**Source data**
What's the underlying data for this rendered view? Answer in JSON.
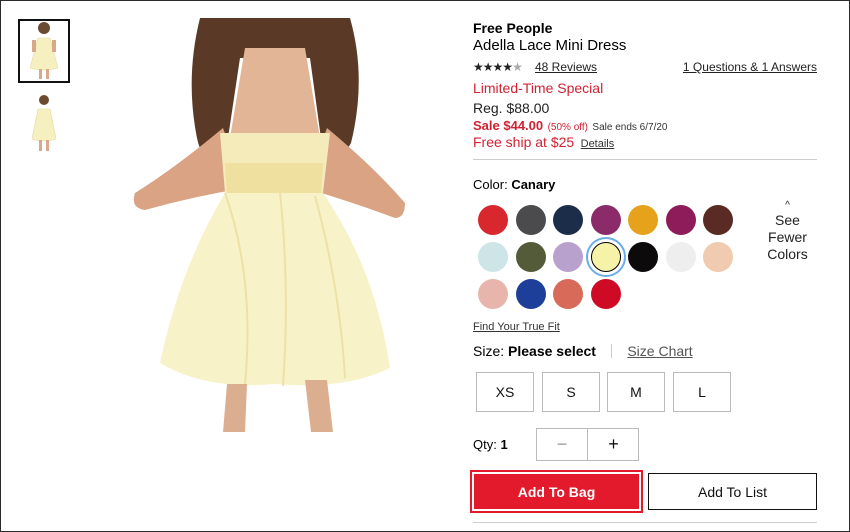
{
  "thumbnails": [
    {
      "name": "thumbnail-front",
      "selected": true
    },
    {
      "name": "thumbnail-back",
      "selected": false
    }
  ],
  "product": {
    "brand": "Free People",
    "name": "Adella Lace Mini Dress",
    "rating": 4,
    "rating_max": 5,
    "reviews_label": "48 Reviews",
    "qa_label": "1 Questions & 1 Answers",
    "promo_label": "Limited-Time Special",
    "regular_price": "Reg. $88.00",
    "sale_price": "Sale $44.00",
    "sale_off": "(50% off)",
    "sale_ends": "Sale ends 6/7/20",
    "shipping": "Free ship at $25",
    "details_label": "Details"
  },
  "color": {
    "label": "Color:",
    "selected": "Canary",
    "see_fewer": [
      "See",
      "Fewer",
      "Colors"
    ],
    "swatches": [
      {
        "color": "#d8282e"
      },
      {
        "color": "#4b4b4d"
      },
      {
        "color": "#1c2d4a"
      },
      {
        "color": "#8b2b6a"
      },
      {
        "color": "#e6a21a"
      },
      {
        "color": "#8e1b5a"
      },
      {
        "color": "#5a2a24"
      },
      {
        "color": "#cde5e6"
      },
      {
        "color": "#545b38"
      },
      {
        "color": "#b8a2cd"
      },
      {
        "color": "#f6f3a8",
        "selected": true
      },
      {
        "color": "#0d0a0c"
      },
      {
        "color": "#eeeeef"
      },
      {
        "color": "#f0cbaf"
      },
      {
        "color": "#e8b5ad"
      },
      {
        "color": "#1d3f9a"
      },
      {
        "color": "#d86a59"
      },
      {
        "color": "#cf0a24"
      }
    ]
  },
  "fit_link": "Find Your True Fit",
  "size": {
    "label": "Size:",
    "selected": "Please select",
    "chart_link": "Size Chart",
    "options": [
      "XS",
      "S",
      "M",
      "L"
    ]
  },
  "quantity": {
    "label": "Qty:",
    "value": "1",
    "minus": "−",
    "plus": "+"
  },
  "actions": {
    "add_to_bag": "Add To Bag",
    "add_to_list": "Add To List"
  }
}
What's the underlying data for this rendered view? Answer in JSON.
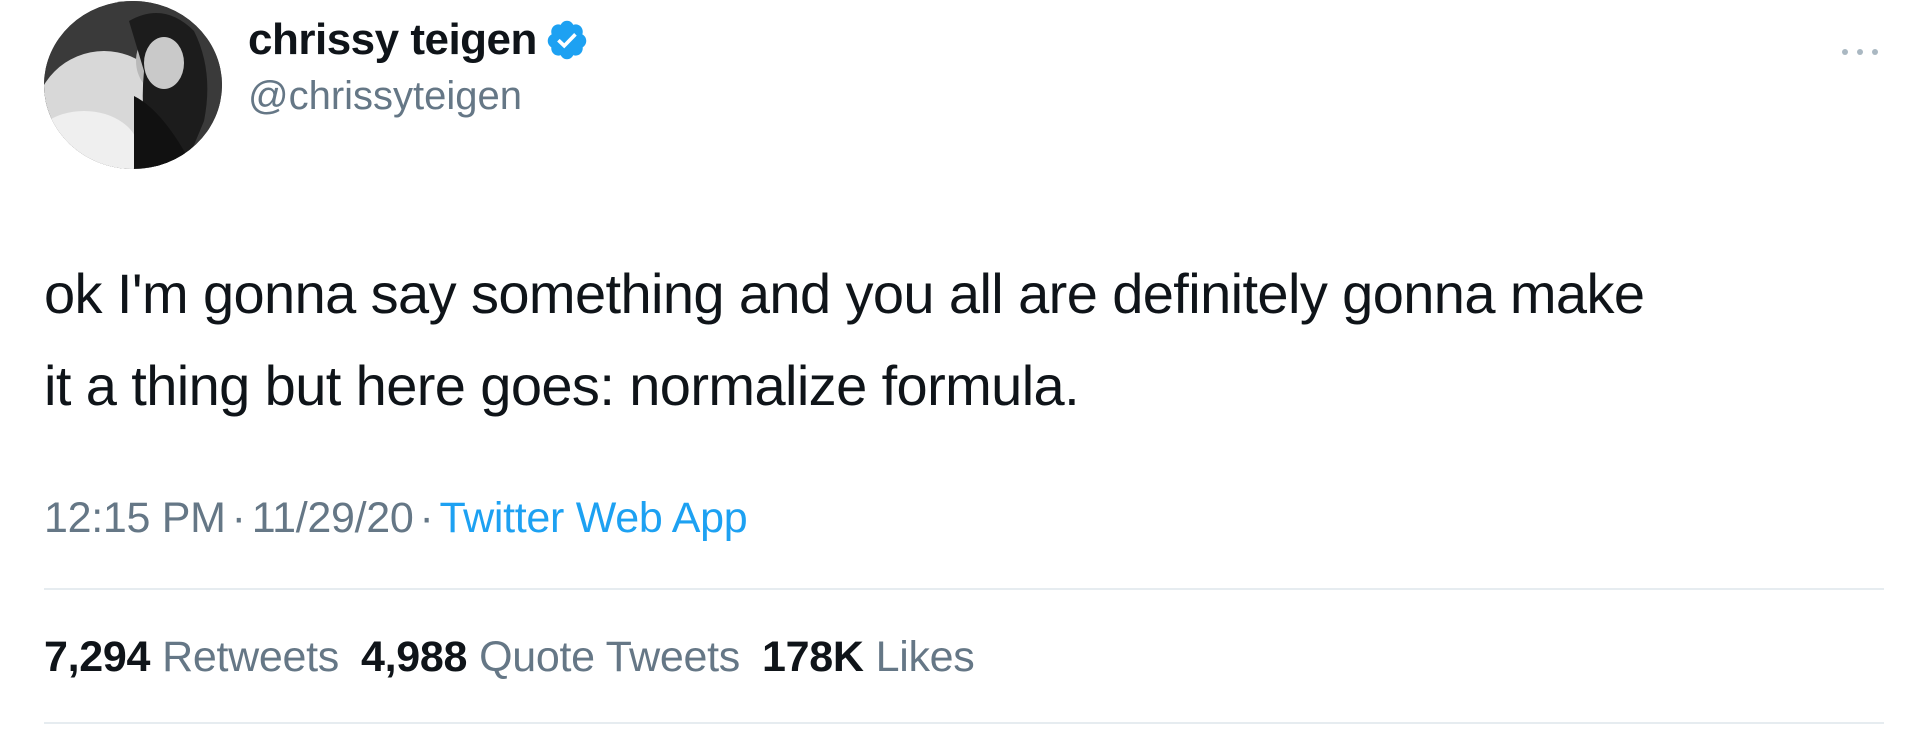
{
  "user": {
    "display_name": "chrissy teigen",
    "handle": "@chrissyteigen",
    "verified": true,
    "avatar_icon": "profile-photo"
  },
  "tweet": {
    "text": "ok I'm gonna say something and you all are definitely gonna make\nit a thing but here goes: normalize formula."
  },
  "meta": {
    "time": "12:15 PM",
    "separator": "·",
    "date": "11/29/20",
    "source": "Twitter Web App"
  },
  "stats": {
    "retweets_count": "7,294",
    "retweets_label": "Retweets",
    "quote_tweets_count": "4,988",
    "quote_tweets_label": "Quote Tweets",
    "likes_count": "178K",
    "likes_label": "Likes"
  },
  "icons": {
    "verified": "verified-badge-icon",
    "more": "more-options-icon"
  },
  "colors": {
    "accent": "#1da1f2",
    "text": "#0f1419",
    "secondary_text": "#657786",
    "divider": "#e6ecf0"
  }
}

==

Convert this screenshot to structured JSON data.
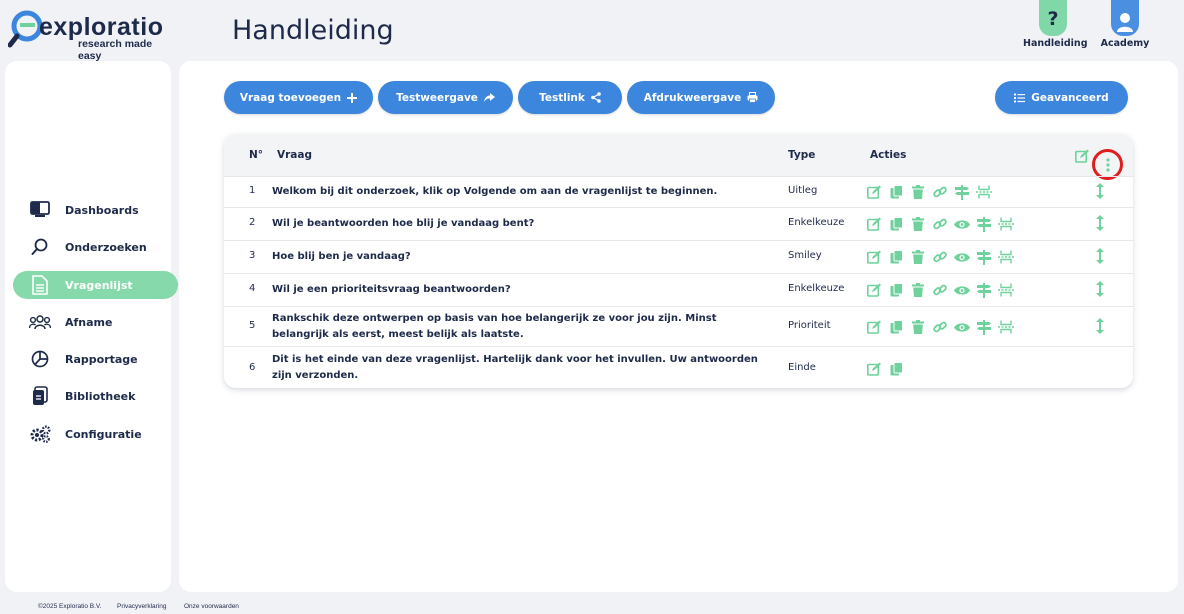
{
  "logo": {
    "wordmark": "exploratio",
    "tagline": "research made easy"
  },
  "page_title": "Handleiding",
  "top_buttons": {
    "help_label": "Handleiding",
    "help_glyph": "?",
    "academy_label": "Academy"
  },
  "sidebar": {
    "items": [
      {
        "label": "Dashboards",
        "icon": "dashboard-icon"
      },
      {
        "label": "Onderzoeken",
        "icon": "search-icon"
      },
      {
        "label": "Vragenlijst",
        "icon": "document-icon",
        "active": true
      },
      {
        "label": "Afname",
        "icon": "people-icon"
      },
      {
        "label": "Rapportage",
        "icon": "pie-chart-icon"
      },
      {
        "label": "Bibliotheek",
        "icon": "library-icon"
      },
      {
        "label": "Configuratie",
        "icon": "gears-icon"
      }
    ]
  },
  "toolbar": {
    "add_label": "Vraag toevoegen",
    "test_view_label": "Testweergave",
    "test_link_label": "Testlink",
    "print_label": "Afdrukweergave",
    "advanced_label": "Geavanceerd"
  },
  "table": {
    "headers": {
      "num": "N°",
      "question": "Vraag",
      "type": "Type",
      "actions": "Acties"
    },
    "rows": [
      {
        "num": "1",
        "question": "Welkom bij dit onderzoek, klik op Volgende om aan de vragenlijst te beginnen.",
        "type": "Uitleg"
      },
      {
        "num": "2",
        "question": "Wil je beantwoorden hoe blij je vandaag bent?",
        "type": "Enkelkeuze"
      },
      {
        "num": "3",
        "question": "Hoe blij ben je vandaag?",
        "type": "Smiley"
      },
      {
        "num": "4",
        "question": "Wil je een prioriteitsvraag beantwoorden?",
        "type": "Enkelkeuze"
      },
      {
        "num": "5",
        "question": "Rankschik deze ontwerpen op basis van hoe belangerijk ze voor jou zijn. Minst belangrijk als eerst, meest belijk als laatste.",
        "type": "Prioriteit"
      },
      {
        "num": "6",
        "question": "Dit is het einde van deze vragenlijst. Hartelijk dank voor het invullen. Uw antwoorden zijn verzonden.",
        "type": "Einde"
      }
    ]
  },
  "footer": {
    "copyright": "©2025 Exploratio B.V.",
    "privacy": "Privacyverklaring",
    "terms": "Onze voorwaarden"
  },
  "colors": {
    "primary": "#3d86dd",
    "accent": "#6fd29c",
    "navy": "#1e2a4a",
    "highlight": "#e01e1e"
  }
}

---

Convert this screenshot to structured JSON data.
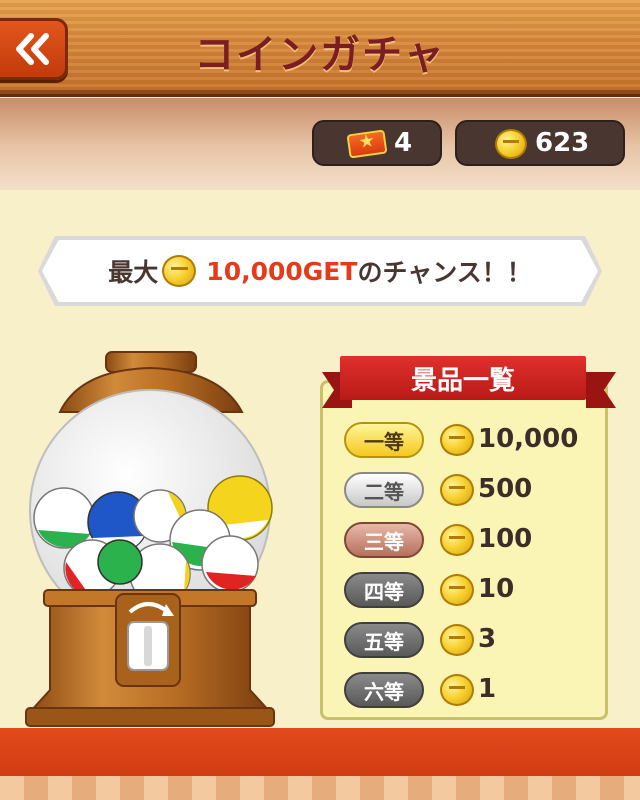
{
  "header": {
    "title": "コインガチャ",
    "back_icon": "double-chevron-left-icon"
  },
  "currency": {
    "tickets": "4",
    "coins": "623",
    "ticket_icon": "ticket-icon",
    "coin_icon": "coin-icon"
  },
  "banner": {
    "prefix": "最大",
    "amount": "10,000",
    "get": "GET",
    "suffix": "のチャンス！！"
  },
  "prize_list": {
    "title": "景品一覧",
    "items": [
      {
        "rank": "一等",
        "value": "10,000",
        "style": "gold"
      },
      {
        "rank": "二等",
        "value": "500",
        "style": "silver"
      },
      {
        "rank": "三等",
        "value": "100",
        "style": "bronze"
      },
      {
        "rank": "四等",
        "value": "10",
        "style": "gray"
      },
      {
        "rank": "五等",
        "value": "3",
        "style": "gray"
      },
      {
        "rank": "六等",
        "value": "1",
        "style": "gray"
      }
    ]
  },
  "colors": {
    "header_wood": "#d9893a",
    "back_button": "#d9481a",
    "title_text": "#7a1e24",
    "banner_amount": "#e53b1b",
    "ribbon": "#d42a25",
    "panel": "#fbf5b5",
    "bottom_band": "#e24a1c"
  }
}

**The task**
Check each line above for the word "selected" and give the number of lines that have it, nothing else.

**Result**
5